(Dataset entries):
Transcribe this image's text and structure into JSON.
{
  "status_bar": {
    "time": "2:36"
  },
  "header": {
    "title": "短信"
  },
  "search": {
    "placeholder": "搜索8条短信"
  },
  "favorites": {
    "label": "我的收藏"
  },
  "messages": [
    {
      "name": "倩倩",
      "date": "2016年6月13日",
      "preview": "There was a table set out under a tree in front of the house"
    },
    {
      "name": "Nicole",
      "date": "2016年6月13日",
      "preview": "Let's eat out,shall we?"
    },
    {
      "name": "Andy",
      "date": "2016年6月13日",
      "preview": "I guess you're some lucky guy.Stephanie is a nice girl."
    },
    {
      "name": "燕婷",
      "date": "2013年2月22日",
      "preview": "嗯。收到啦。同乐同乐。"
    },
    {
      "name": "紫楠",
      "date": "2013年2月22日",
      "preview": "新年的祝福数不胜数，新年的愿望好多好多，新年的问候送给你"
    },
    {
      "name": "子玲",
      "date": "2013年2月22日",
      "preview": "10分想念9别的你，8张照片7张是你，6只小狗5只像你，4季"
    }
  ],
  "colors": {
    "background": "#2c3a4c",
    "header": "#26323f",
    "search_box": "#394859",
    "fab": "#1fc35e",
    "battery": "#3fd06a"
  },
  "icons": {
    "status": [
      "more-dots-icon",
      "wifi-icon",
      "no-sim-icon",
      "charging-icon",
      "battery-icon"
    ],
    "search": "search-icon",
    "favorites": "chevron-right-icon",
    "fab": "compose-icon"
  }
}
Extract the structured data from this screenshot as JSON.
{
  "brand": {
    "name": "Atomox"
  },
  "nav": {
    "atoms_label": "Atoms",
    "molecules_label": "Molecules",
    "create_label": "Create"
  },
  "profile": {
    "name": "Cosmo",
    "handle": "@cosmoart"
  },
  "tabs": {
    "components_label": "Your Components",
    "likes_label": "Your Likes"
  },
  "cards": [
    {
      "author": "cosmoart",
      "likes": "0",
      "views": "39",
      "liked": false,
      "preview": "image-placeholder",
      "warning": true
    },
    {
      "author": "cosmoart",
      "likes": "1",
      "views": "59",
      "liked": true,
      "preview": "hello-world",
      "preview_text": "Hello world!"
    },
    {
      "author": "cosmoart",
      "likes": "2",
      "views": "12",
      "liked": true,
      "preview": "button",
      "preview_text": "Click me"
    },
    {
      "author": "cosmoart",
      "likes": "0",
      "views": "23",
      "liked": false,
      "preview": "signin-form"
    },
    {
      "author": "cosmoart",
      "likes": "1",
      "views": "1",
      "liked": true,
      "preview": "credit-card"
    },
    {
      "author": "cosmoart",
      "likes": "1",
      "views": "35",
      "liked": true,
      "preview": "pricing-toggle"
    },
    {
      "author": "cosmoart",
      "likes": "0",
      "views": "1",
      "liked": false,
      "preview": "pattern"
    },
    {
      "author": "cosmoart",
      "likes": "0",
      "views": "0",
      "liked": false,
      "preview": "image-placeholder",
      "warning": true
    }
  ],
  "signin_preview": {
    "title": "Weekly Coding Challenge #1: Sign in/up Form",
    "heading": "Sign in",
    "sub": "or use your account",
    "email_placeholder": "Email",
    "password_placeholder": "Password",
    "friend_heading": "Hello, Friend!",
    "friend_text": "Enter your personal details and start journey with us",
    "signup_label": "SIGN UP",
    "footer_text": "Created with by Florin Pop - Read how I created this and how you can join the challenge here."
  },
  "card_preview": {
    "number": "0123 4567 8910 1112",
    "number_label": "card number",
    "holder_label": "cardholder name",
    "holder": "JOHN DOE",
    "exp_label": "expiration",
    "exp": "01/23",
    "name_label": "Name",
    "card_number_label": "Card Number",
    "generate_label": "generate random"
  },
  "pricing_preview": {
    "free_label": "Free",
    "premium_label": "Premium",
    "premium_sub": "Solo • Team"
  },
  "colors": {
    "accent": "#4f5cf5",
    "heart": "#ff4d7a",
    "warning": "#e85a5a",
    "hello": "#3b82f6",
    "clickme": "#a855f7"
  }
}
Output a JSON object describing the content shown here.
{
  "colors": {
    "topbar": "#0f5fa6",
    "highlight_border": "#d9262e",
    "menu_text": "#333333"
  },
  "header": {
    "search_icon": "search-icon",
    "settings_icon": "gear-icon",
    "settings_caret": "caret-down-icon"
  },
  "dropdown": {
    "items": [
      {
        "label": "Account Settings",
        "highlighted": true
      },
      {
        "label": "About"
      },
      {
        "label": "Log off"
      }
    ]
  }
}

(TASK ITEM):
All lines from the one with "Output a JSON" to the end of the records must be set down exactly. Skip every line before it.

(OUTPUT FOR THIS EXERCISE):
Output a JSON object describing the content shown here.
{
  "colors": {
    "topbar": "#0f5fa6",
    "highlight_border": "#d9262e",
    "menu_text": "#333333"
  },
  "header": {
    "search_icon": "search-icon",
    "settings_icon": "gear-icon",
    "settings_caret": "caret-down-icon"
  },
  "dropdown": {
    "items": [
      {
        "label": "Account Settings",
        "highlighted": true
      },
      {
        "label": "About"
      },
      {
        "label": "Log off"
      }
    ]
  }
}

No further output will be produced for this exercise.